# [MATERIAL SUPPLIED]
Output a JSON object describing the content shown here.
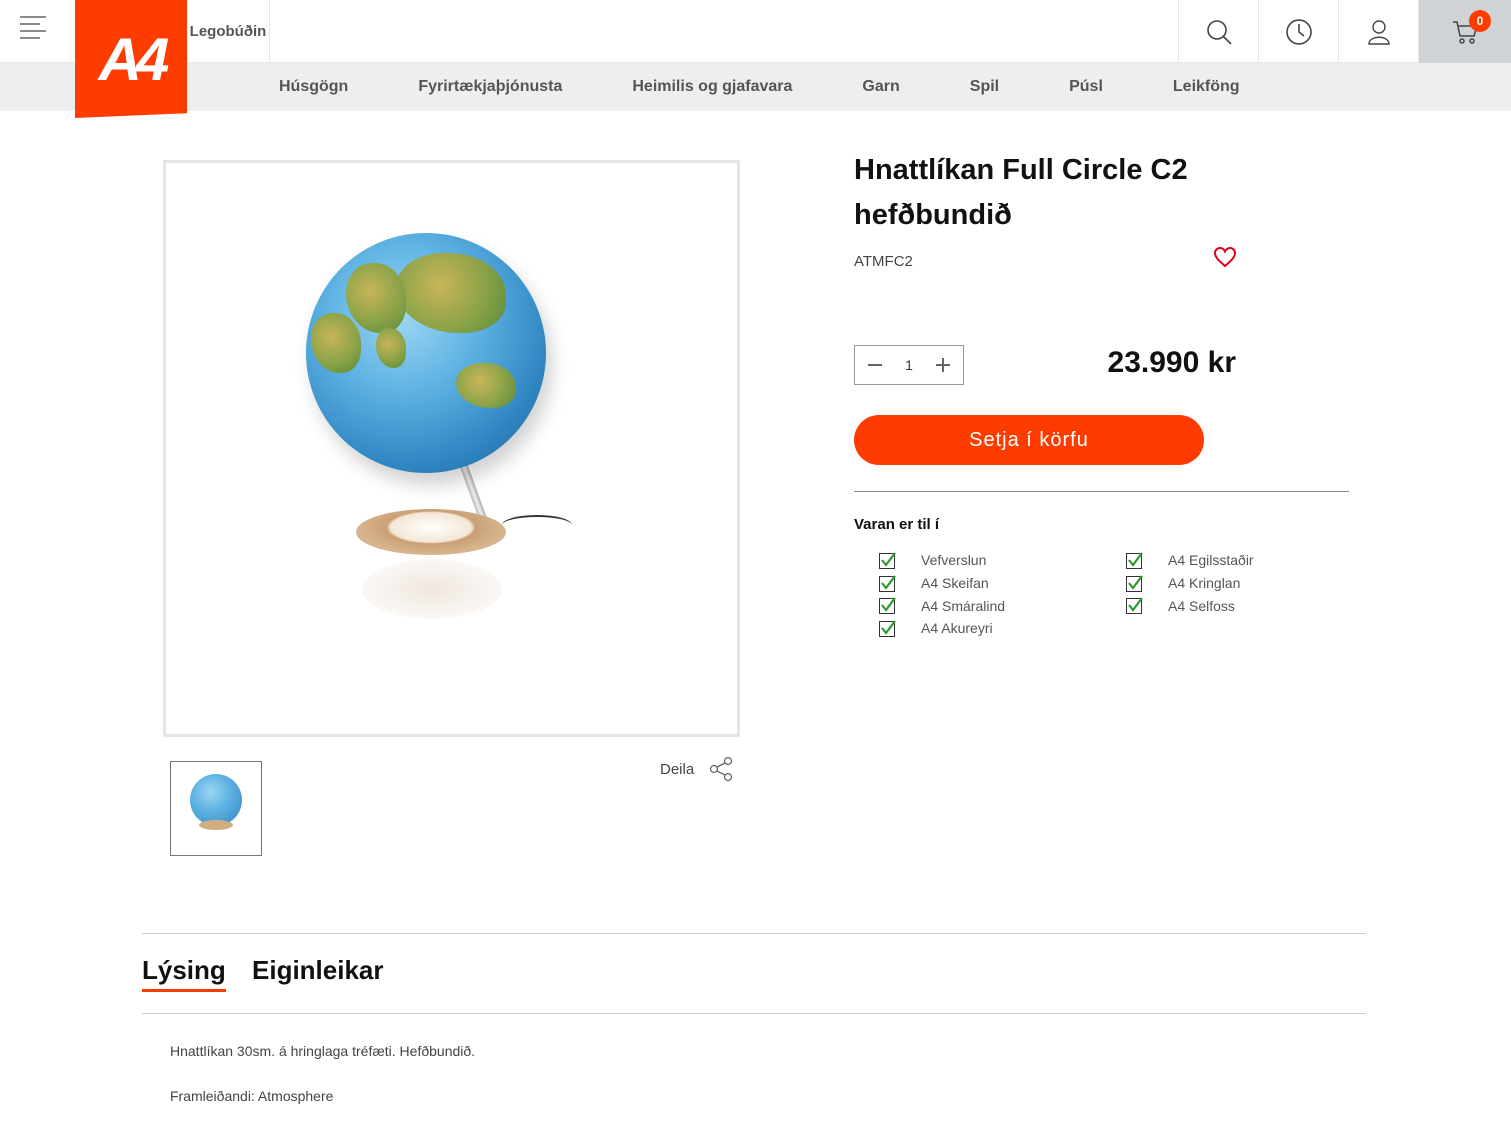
{
  "header": {
    "logo_text": "A4",
    "store_name": "Legobúðin",
    "cart_count": "0",
    "brand_color": "#ff3c00",
    "icons": [
      "menu-icon",
      "search-icon",
      "clock-icon",
      "user-icon",
      "cart-icon"
    ]
  },
  "nav": {
    "items": [
      "Húsgögn",
      "Fyrirtækjaþjónusta",
      "Heimilis og gjafavara",
      "Garn",
      "Spil",
      "Púsl",
      "Leikföng"
    ]
  },
  "product": {
    "title": "Hnattlíkan Full Circle C2 hefðbundið",
    "sku": "ATMFC2",
    "quantity": "1",
    "price": "23.990 kr",
    "add_to_cart": "Setja í körfu",
    "share_label": "Deila"
  },
  "availability": {
    "heading": "Varan er til í",
    "left": [
      "Vefverslun",
      "A4 Skeifan",
      "A4 Smáralind",
      "A4 Akureyri"
    ],
    "right": [
      "A4 Egilsstaðir",
      "A4 Kringlan",
      "A4 Selfoss"
    ]
  },
  "tabs": {
    "description": "Lýsing",
    "properties": "Eiginleikar"
  },
  "description": {
    "line1": "Hnattlíkan 30sm. á hringlaga tréfæti. Hefðbundið.",
    "line2": "Framleiðandi: Atmosphere"
  }
}
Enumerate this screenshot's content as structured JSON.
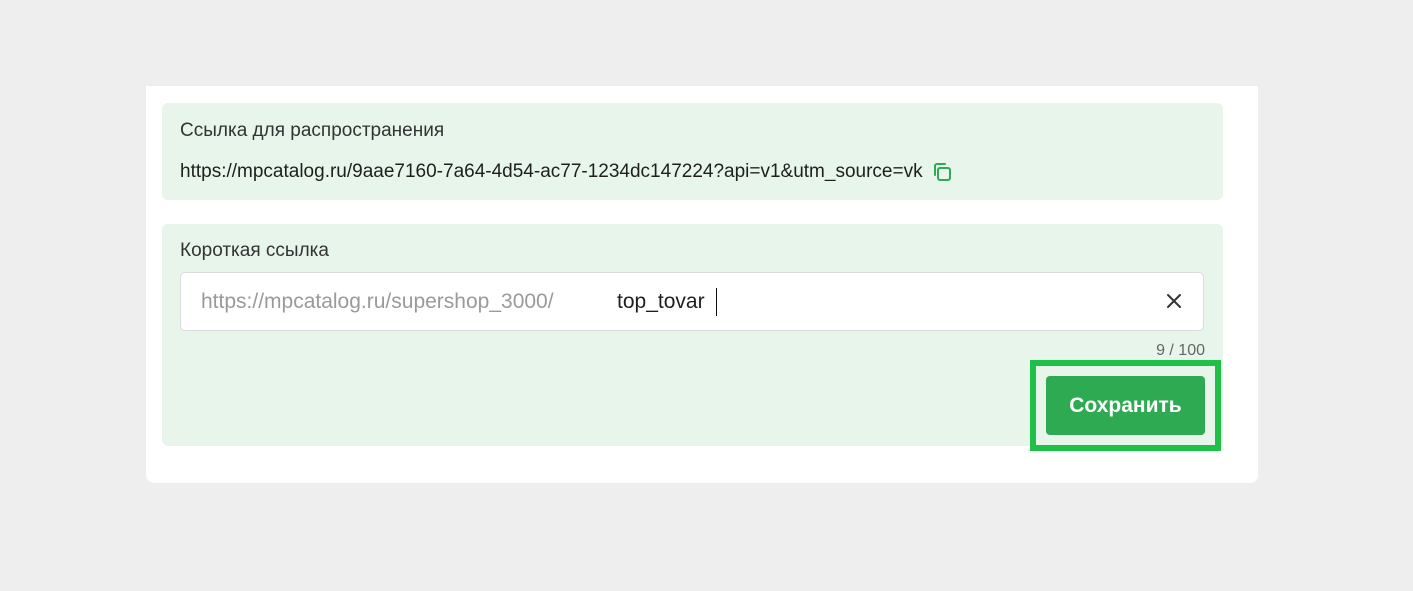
{
  "share_section": {
    "title": "Ссылка для распространения",
    "url": "https://mpcatalog.ru/9aae7160-7a64-4d54-ac77-1234dc147224?api=v1&utm_source=vk",
    "copy_icon": "copy-icon"
  },
  "short_link_section": {
    "title": "Короткая ссылка",
    "prefix": "https://mpcatalog.ru/supershop_3000/",
    "value": "top_tovar",
    "clear_icon": "close-icon",
    "counter": "9 / 100",
    "save_label": "Сохранить"
  },
  "colors": {
    "page_background": "#eeeeee",
    "panel_background": "#e8f5ea",
    "button_green": "#2eaa52",
    "highlight_green": "#1fc047"
  }
}
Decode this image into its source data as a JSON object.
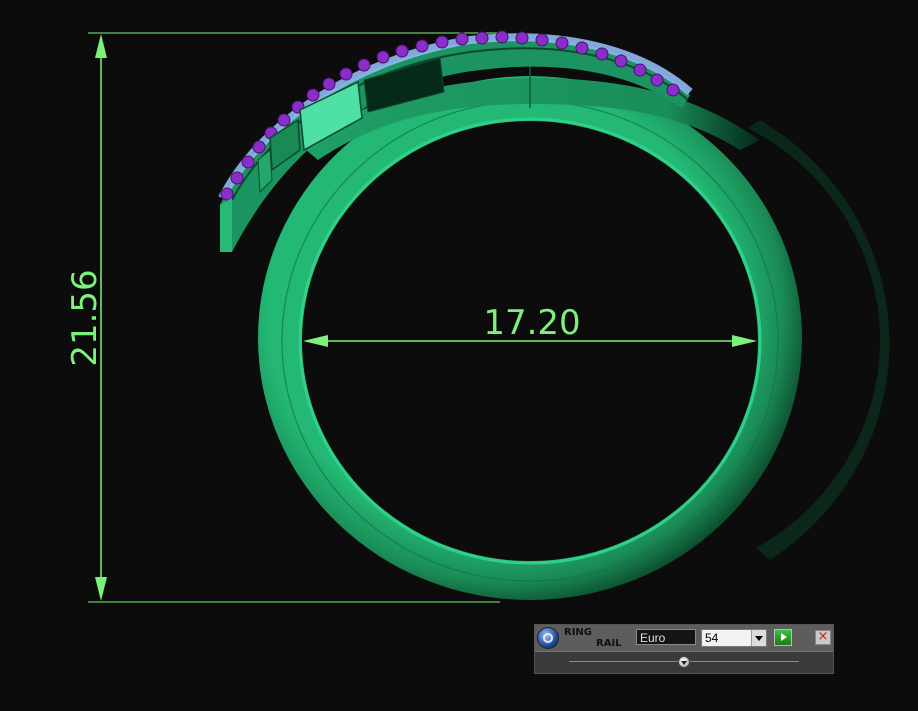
{
  "viewport": {
    "height_dimension": "21.56",
    "width_dimension": "17.20",
    "colors": {
      "background": "#0c0c0c",
      "dimension": "#7cf27c",
      "ring_metal": "#1f9b62",
      "gem_purple": "#8a2ec9",
      "gem_setting_blue": "#8fb8f0"
    }
  },
  "ring_rail": {
    "title_line1": "RING",
    "title_line2": "RAIL",
    "size_standard": "Euro",
    "size_value": "54",
    "slider_fraction": 0.5,
    "icons": {
      "logo": "ring-rail-logo-icon",
      "dropdown": "chevron-down-icon",
      "apply": "play-icon",
      "close": "close-icon",
      "slider": "slider-thumb-icon"
    }
  }
}
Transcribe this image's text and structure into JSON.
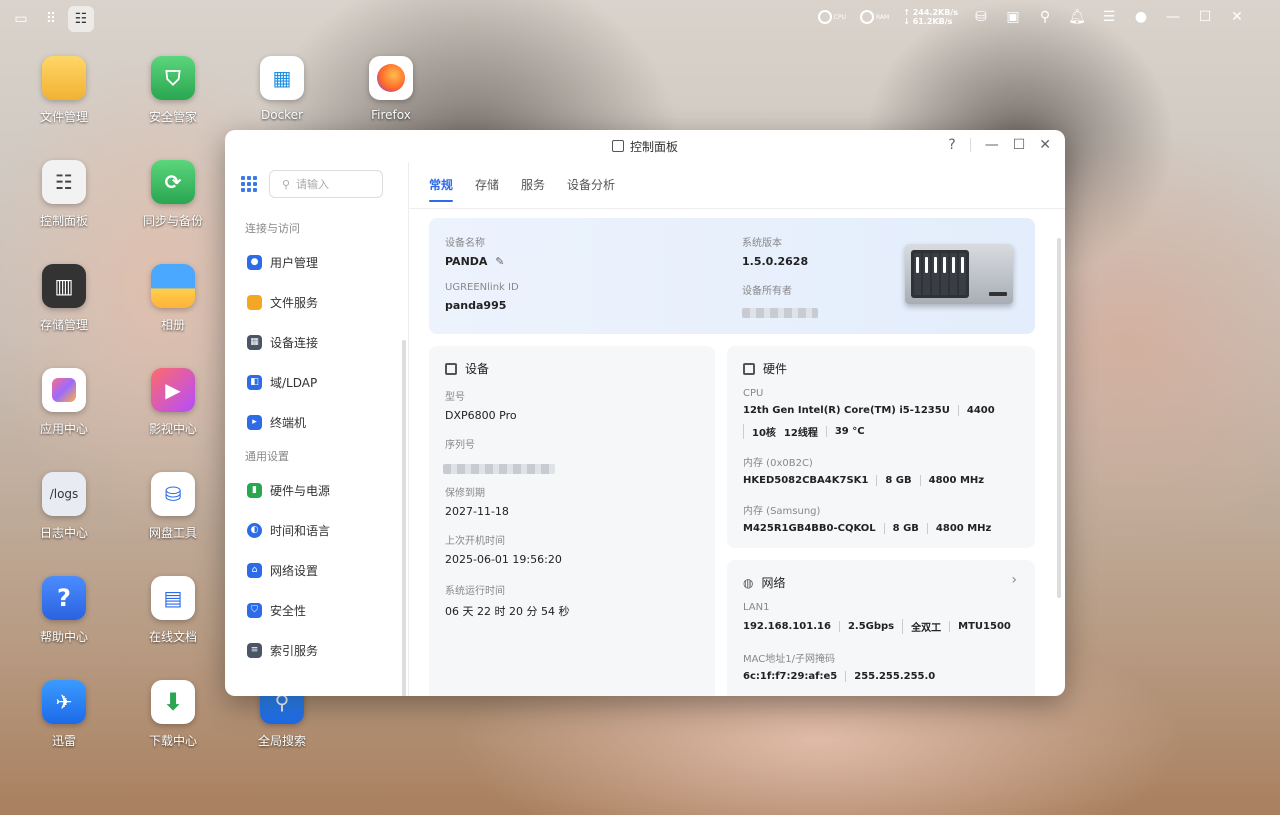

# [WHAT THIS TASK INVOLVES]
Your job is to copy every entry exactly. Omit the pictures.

# [RESPONSE]
Output a JSON object describing the content shown here.
{
  "header": {
    "logo_text": "A4",
    "store_name": "Legobúðin",
    "cart_count": "0",
    "brand_color": "#ff3c00",
    "icons": [
      "menu-icon",
      "search-icon",
      "clock-icon",
      "user-icon",
      "cart-icon"
    ]
  },
  "nav": {
    "items": [
      "Húsgögn",
      "Fyrirtækjaþjónusta",
      "Heimilis og gjafavara",
      "Garn",
      "Spil",
      "Púsl",
      "Leikföng"
    ]
  },
  "product": {
    "title": "Hnattlíkan Full Circle C2 hefðbundið",
    "sku": "ATMFC2",
    "quantity": "1",
    "price": "23.990 kr",
    "add_to_cart": "Setja í körfu",
    "share_label": "Deila"
  },
  "availability": {
    "heading": "Varan er til í",
    "left": [
      "Vefverslun",
      "A4 Skeifan",
      "A4 Smáralind",
      "A4 Akureyri"
    ],
    "right": [
      "A4 Egilsstaðir",
      "A4 Kringlan",
      "A4 Selfoss"
    ]
  },
  "tabs": {
    "description": "Lýsing",
    "properties": "Eiginleikar"
  },
  "description": {
    "line1": "Hnattlíkan 30sm. á hringlaga tréfæti. Hefðbundið.",
    "line2": "Framleiðandi: Atmosphere"
  }
}
Enumerate this screenshot's content as structured JSON.
{
  "share_section": {
    "title": "Ссылка для распространения",
    "url": "https://mpcatalog.ru/9aae7160-7a64-4d54-ac77-1234dc147224?api=v1&utm_source=vk",
    "copy_icon": "copy-icon"
  },
  "short_link_section": {
    "title": "Короткая ссылка",
    "prefix": "https://mpcatalog.ru/supershop_3000/",
    "value": "top_tovar",
    "clear_icon": "close-icon",
    "counter": "9 / 100",
    "save_label": "Сохранить"
  },
  "colors": {
    "page_background": "#eeeeee",
    "panel_background": "#e8f5ea",
    "button_green": "#2eaa52",
    "highlight_green": "#1fc047"
  }
}
Decode this image into its source data as a JSON object.
{
  "viewport": {
    "height_dimension": "21.56",
    "width_dimension": "17.20",
    "colors": {
      "background": "#0c0c0c",
      "dimension": "#7cf27c",
      "ring_metal": "#1f9b62",
      "gem_purple": "#8a2ec9",
      "gem_setting_blue": "#8fb8f0"
    }
  },
  "ring_rail": {
    "title_line1": "RING",
    "title_line2": "RAIL",
    "size_standard": "Euro",
    "size_value": "54",
    "slider_fraction": 0.5,
    "icons": {
      "logo": "ring-rail-logo-icon",
      "dropdown": "chevron-down-icon",
      "apply": "play-icon",
      "close": "close-icon",
      "slider": "slider-thumb-icon"
    }
  }
}
Transcribe this image's text and structure into JSON.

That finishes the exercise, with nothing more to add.